As a serious practicing Christian (He was raised and educated Catholic as a child, and became an Anglican [Episcopalian] while studying at Oxford), Mayor Peter has had no problem calling out Republicans for what he sees as their sectarian hypocrisy: “For a party that associates itself with Christianity, to say that … God would smile on the division of families at the hands of federal agents, that God would condone putting children in cages,” Buttigieg said, “has lost all claim to ever use religious language again.” This is the kind of straight-shooting attack that many Americans have been waiting for. Possessing “It,” Mayor Pete has the ability to be animated without being antagonistic; didactic without being demeaning and plain-spoken without resorting to puerility.
At age 37, Mayor Pete may seem too young to be a serious contender for POTUS. Indeed, he is 36 years younger than ‘45, 40 years younger than Joe Biden, 41 years younger than Bernie Sanders and 33 years younger than Elizabeth Warren. Were he to be elected, this would represent the greatest age differential between a president and his successor; JFK was 27 years younger than Dwight Eisenhower.
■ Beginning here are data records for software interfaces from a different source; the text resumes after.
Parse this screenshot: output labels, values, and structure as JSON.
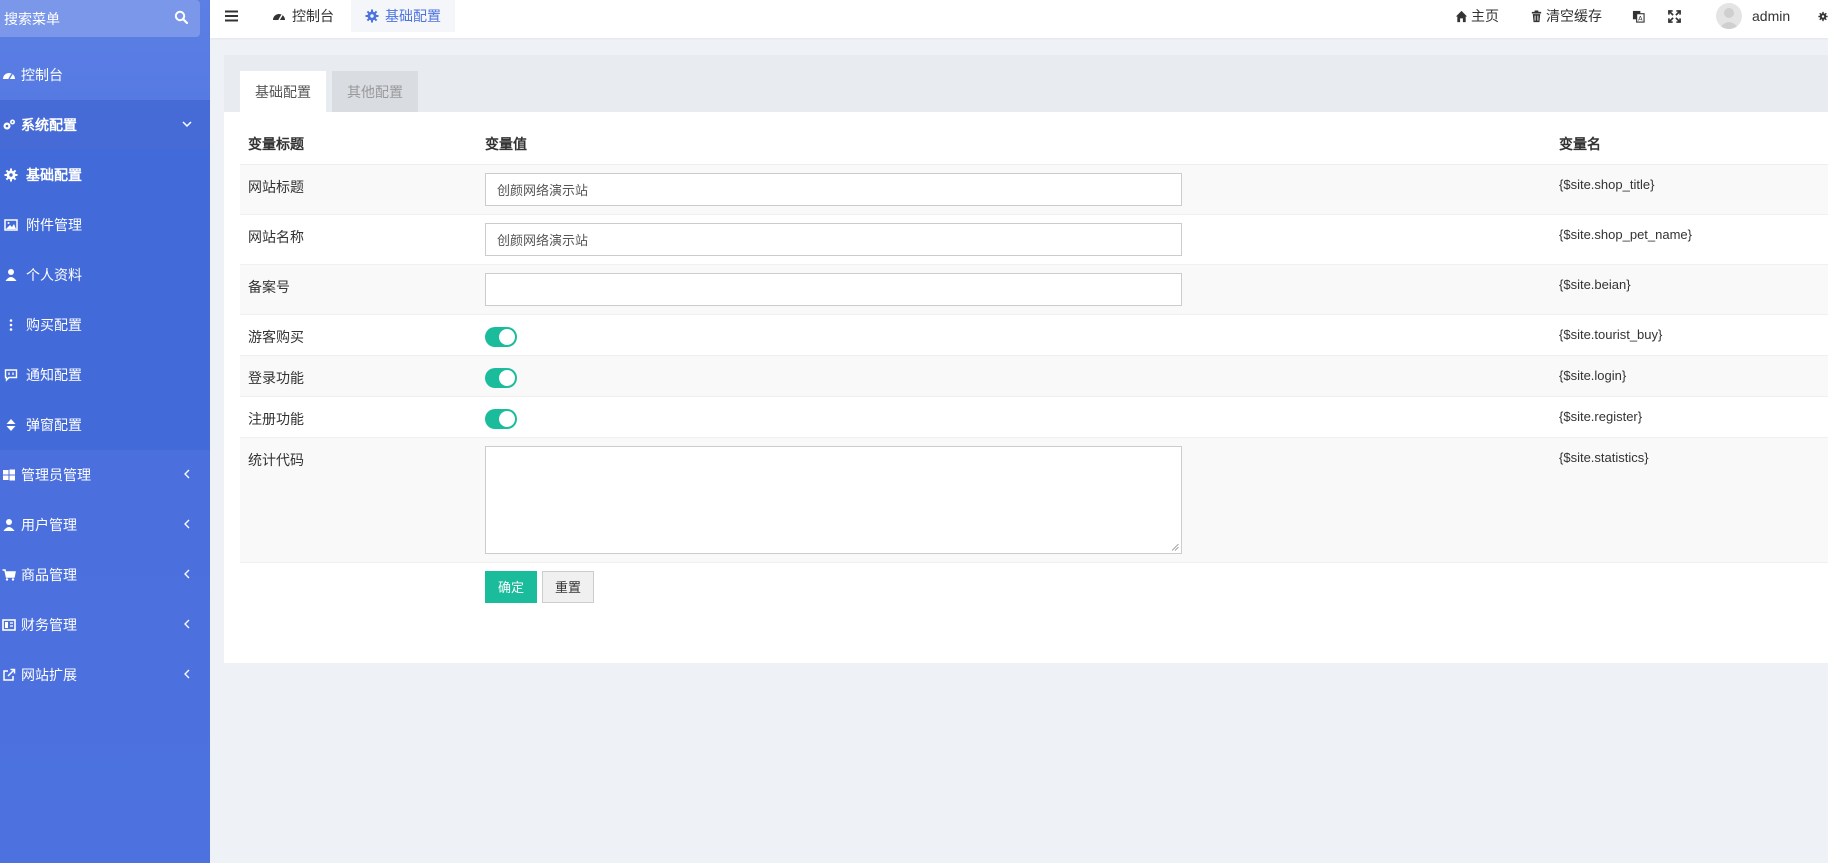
{
  "sidebar": {
    "search_placeholder": "搜索菜单",
    "items": [
      {
        "label": "控制台"
      },
      {
        "label": "系统配置"
      },
      {
        "label": "管理员管理"
      },
      {
        "label": "用户管理"
      },
      {
        "label": "商品管理"
      },
      {
        "label": "财务管理"
      },
      {
        "label": "网站扩展"
      }
    ],
    "submenu": [
      {
        "label": "基础配置"
      },
      {
        "label": "附件管理"
      },
      {
        "label": "个人资料"
      },
      {
        "label": "购买配置"
      },
      {
        "label": "通知配置"
      },
      {
        "label": "弹窗配置"
      }
    ]
  },
  "topnav": {
    "tabs": [
      {
        "label": "控制台"
      },
      {
        "label": "基础配置"
      }
    ],
    "home": "主页",
    "clear_cache": "清空缓存",
    "user": "admin"
  },
  "panel": {
    "tabs": [
      {
        "label": "基础配置"
      },
      {
        "label": "其他配置"
      }
    ],
    "columns": {
      "title": "变量标题",
      "value": "变量值",
      "name": "变量名"
    },
    "rows": {
      "site_title": {
        "label": "网站标题",
        "value": "创颜网络演示站",
        "var": "{$site.shop_title}"
      },
      "site_name": {
        "label": "网站名称",
        "value": "创颜网络演示站",
        "var": "{$site.shop_pet_name}"
      },
      "beian": {
        "label": "备案号",
        "value": "",
        "var": "{$site.beian}"
      },
      "tourist_buy": {
        "label": "游客购买",
        "var": "{$site.tourist_buy}"
      },
      "login": {
        "label": "登录功能",
        "var": "{$site.login}"
      },
      "register": {
        "label": "注册功能",
        "var": "{$site.register}"
      },
      "statistics": {
        "label": "统计代码",
        "value": "",
        "var": "{$site.statistics}"
      }
    },
    "buttons": {
      "confirm": "确定",
      "reset": "重置"
    }
  },
  "colors": {
    "sidebar": "#4e73df",
    "accent": "#1abc9c",
    "active_tab_text": "#4e73df"
  }
}
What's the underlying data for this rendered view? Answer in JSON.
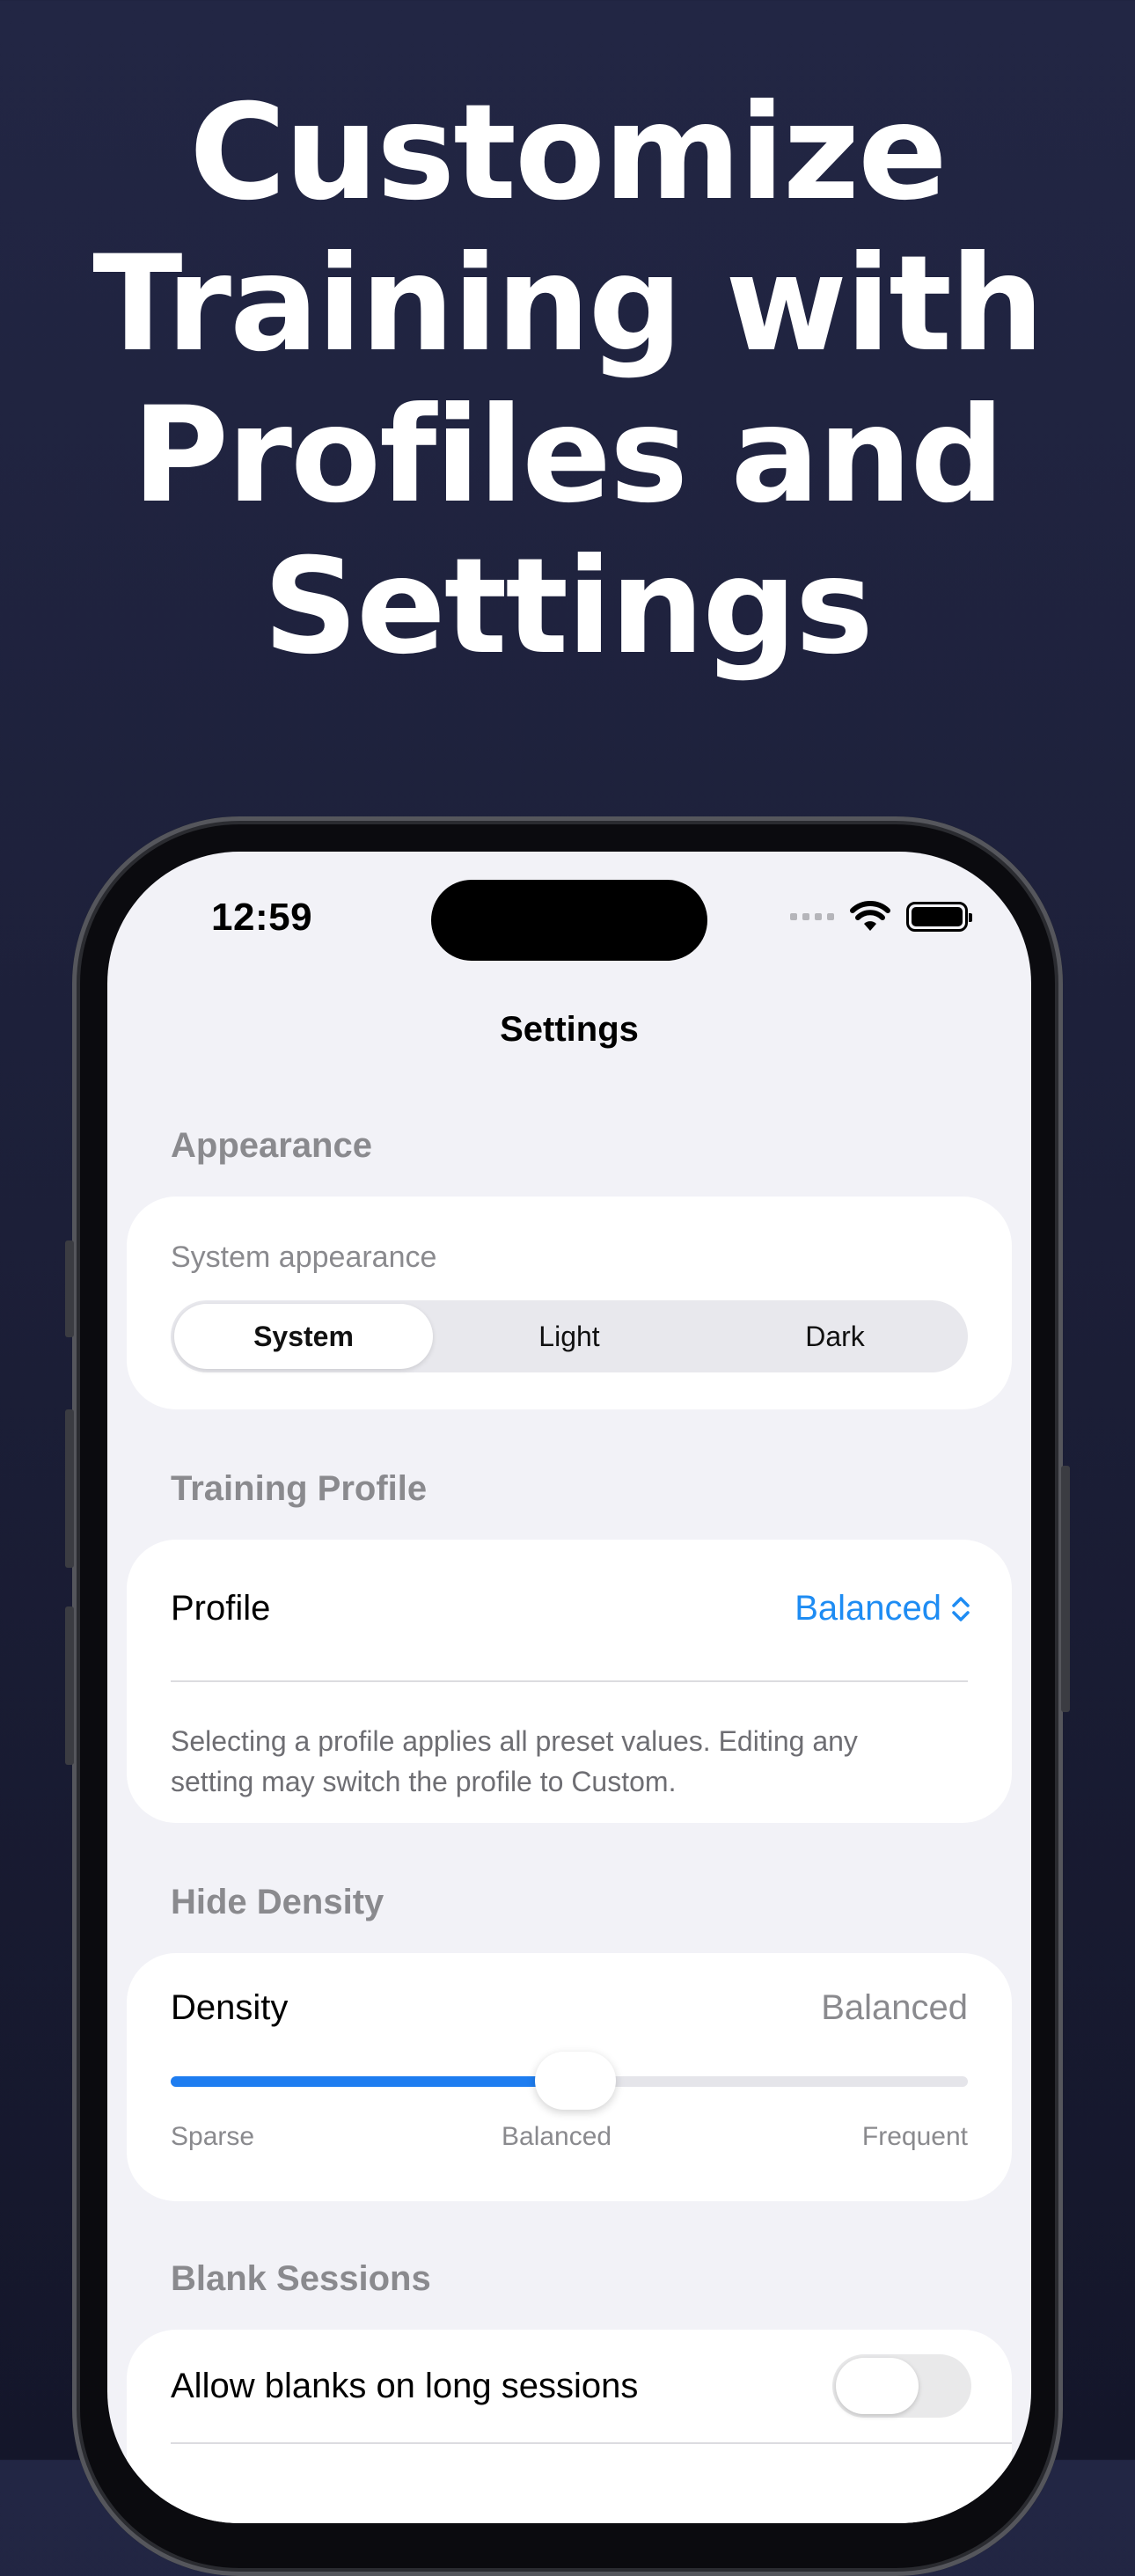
{
  "headline": {
    "lines": [
      "Customize",
      "Training with",
      "Profiles and",
      "Settings"
    ]
  },
  "status_bar": {
    "time": "12:59",
    "icons": [
      "cellular-signal-icon",
      "wifi-icon",
      "battery-icon"
    ]
  },
  "nav": {
    "title": "Settings"
  },
  "appearance": {
    "header": "Appearance",
    "label": "System appearance",
    "options": [
      "System",
      "Light",
      "Dark"
    ],
    "selected": "System"
  },
  "training_profile": {
    "header": "Training Profile",
    "row_label": "Profile",
    "value": "Balanced",
    "footnote_line1": "Selecting a profile applies all preset values. Editing any",
    "footnote_line2": "setting may switch the profile to Custom."
  },
  "hide_density": {
    "header": "Hide Density",
    "row_label": "Density",
    "value": "Balanced",
    "slider_fraction": 0.5,
    "ticks": [
      "Sparse",
      "Balanced",
      "Frequent"
    ]
  },
  "blank_sessions": {
    "header": "Blank Sessions",
    "row_label": "Allow blanks on long sessions",
    "toggle_on": false
  },
  "colors": {
    "background": "#222644",
    "accent": "#1e8cf3",
    "slider_fill": "#1e7df0"
  }
}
The one thing JFK and Mayor Pete have in common - besides a Harvard education - is that ineffable quality we began this essay with: IT.
(And by the way, for those whose primary interest in any candidate is where they stand vis--à-vis Israel, Mayor Pete is a strong - though not totally uncritical - supporter of the Jewish State . . . far more prominently so than most progressive Democrats.)
2020 may well not be Mayor Pete’s year, although, in my humble opinion, the time is ripe to - in the soaring words of JFK, to
“Let the word go forth from this time and place, to friend and foe alike, that the torch has been passed to a new generation of Americans . . . .unwilling to witness or permit the slow undoing of those human rights to which this nation has always been committed, and to which we are committed today at home and around the world. Let every nation know, whether it wishes us well or ill, that we shall pay any price, bear any burden, meet any hardship, support any friend, oppose any foe to assure the survival and the success of liberty.”
458 days until the election.
Copyright©2019 Kurt F. Stone